As to those foundational questions, I absolutely agree:  Socially as well as legally, what is the source of Google’s authority?  That problem, not just the “who decides” aspect of American-style free speech, lies at the core of modern information policy debates.  But the monarchist metaphor mistakenly builds in a hierarchy of authority that parallels the inherited hierarchy of authority that we typically use to describe government.  Googlement, on the monarchist reading, is comparably top-down.  Define and regulate Googlement, and the problem of private discretion seems to be solved.  Rosen buys this argument; he writes of his surprise that the Googlers would like nothing more than to be put out of the regulatory business altogether.

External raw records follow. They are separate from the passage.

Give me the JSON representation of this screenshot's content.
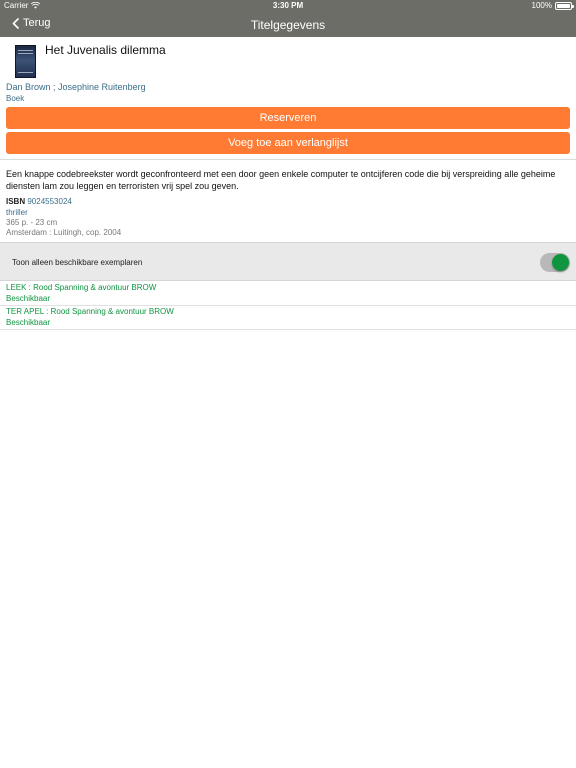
{
  "status_bar": {
    "carrier": "Carrier",
    "time": "3:30 PM",
    "battery": "100%"
  },
  "nav": {
    "back_label": "Terug",
    "title": "Titelgegevens"
  },
  "book": {
    "title": "Het Juvenalis dilemma",
    "authors": "Dan Brown ; Josephine Ruitenberg",
    "type": "Boek"
  },
  "actions": {
    "reserve_label": "Reserveren",
    "wishlist_label": "Voeg toe aan verlanglijst"
  },
  "details": {
    "description": "Een knappe codebreekster wordt geconfronteerd met een door geen enkele computer te ontcijferen code die bij verspreiding alle geheime diensten lam zou leggen en terroristen vrij spel zou geven.",
    "isbn_label": "ISBN",
    "isbn_value": "9024553024",
    "genre": "thriller",
    "extent": "365 p. - 23 cm",
    "publication": "Amsterdam : Luitingh, cop. 2004"
  },
  "filter": {
    "label": "Toon alleen beschikbare exemplaren",
    "enabled": true
  },
  "copies": [
    {
      "location": "LEEK : Rood Spanning & avontuur BROW",
      "status": "Beschikbaar"
    },
    {
      "location": "TER APEL : Rood Spanning & avontuur BROW",
      "status": "Beschikbaar"
    }
  ],
  "colors": {
    "bar": "#6d6d68",
    "accent": "#ff7b33",
    "link": "#3b6e8a",
    "available": "#0f9440"
  }
}
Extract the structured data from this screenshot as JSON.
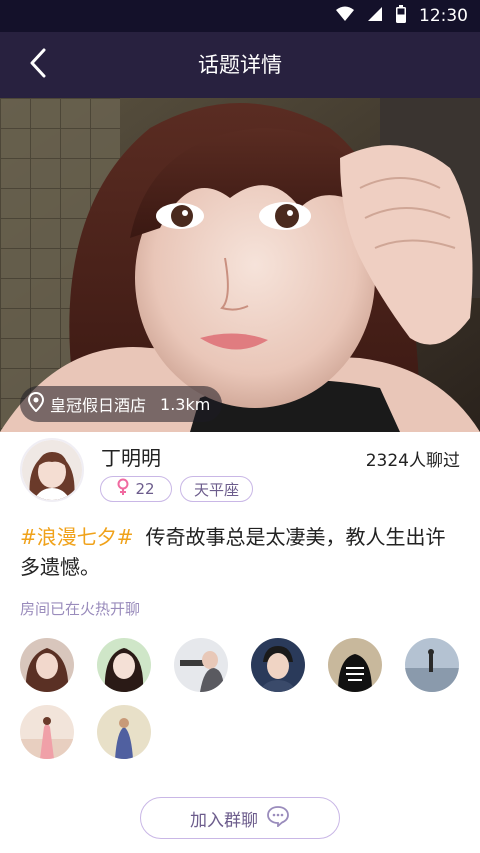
{
  "status_bar": {
    "time": "12:30",
    "icons": [
      "wifi-icon",
      "signal-icon",
      "battery-icon"
    ]
  },
  "nav": {
    "title": "话题详情",
    "back_icon": "chevron-left-icon"
  },
  "hero": {
    "location": "皇冠假日酒店",
    "distance": "1.3km",
    "location_icon": "map-pin-icon"
  },
  "user": {
    "name": "丁明明",
    "chat_count": "2324人聊过",
    "age": "22",
    "gender_icon": "female-icon",
    "zodiac": "天平座"
  },
  "topic": {
    "hashtag": "#浪漫七夕#",
    "text": "传奇故事总是太凄美，教人生出许多遗憾。"
  },
  "rooms": {
    "label": "房间已在火热开聊"
  },
  "join": {
    "label": "加入群聊",
    "icon": "chat-bubble-icon"
  },
  "colors": {
    "status_bar": "#14112a",
    "nav_bar": "#28213f",
    "accent": "#f0a21a",
    "tag_border": "#c9b7e6",
    "muted_purple": "#9a8cbc",
    "female_pink": "#f06aa0"
  }
}
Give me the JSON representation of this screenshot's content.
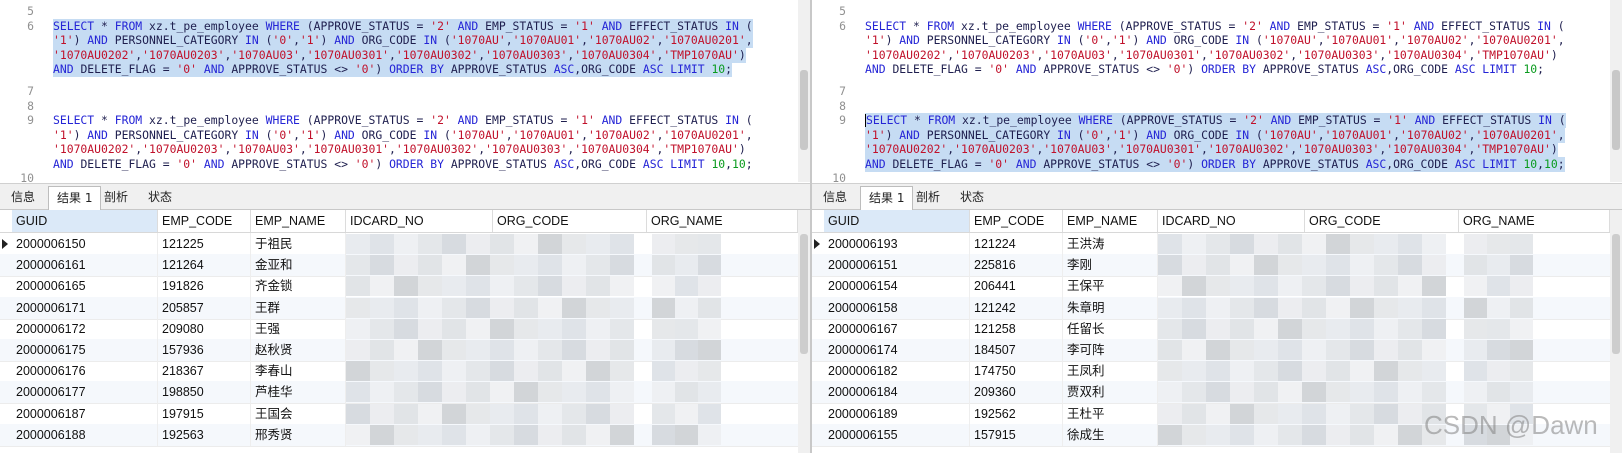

As Ed Rubin wrote persuasively in Beyond Camelot,  however, the monarchist metaphor is out-dated.  It might be good to be the king, as Mel Brooks once said, but the problem is not that Google is the new king, but instead that it is one king among many.  There are kings all around us.  Even if Google’s problem can be solved — some kings are bigger than others — problems of legitimacy and authority won’t go away.  What’s worse, as Rubin argues, the classic division of the argument into “public” regulation and “private” regulation is simply inadequate to describe what we actually observe.  Google itself is a private company — acting in the shadow of and (in the YouTube context especially) in express reliance on the (public) DMCA.  Lots of corporations and law firms block Facebook.  My local public high school blocks Blogger.  I could go on and on.  None of these demands precisely the same treatment as Google, but that is precisely the point.  The modern networked administrative state calls for something new.  Rosen concludes the piece with an a propos quotation from Kent Walker, Google’s GC (disclosure:  Kent has been a friend for roughly 30 years):  “We’re at the dawn of a new technology. . . . And when people try to come up with the best metaphors to describe it, all the metaphors run out. We’ve built this spaceship, but we really don’t know where it will take us.” Or, he might have said, where we will take it.